The Pros of Ovary Removal After Menopause
Opting for an oophorectomy, or the surgical removal of one or both ovaries, after menopause can come with certain benefits. Here are some potential pros of ovary removal after menopause:
Ovarian Cancer Risk Reduction
One of the most significant benefits of prophylactic ovary removal is the reduction in risk of ovarian cancer. This is particularly important for women who have a high risk due to genetic mutations such as BRCA1 or BRCA2. The risk reduction can be as much as 90%, providing substantial peace of mind.
Potential Relief from Benign Conditions
Some women experience benign but painful conditions, such as ovarian cysts or endometriosis. In these cases, removing the ovaries can bring substantial relief from chronic pain.
Reduction in Bone Loss Rate
Postmenopausal women who keep their ovaries experience a slower rate of bone loss. This is because even after menopause, the ovaries continue to produce small amounts of estrogen, which plays a crucial role in maintaining bone density.
Androgens, the ‘male’ hormones, are still produced by the ovaries even after menopause. These hormones play a role in maintaining a woman’s sex drive and overall sense of well-being.
Elimination of Ovarian Maintenance Medications
For women who were taking medications to manage ovarian cysts or other ovarian issues, ovary removal can eliminate the need for these drugs.
May Lower the Risk of Breast Cancer
In premenopausal women with a high risk of breast and ovarian cancer, removing the ovaries can reduce the risk of developing breast cancer.
When to Consider Oophorectomy: A Checklist
After understanding the potential disadvantages of an oophorectomy, it’s essential to recognize when it might be time to consider this procedure. Here’s a checklist to guide you:

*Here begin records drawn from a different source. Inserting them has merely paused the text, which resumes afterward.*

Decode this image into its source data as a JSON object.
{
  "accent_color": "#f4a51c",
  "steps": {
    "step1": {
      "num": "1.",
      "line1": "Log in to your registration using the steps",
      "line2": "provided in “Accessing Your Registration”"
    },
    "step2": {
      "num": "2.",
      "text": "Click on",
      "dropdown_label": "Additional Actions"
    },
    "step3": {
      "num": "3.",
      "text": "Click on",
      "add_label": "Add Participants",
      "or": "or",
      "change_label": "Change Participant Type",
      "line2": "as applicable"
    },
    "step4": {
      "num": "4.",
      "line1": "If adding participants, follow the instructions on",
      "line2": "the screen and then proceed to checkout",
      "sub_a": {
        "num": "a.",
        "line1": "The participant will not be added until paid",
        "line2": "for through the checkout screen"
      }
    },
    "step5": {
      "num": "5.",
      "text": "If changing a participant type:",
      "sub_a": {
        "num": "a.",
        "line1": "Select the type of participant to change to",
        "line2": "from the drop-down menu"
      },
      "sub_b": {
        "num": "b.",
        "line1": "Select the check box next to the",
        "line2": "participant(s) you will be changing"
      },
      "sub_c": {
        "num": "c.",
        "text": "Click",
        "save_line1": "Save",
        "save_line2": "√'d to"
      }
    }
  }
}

- High Risk of Ovarian or Breast Cancer: If you have a strong family history or carry genetic mutations (like BRCA1 or BRCA2), an oophorectomy might be considered to reduce your risk.
- Existing Ovarian, Fallopian tube, or Peritoneal Cancer: An oophorectomy is often performed to remove existing cancer and prevent its spread.
- Endometriosis or Severe Pelvic Inflammatory Disease: For some women with severe endometriosis or pelvic inflammatory disease, an oophorectomy may provide relief from chronic pain.
- Non-cancerous Ovarian Tumors or Cysts: In some cases, non-cancerous tumors or cysts may require an oophorectomy if they cause symptoms or are large.
Remember, this checklist is not exhaustive, and each woman’s situation is unique. It’s crucial to have thorough discussions with your healthcare provider about the risks, benefits, and alternatives before making a decision. With the right support, information, and healthcare guidance, you can navigate this journey confidently.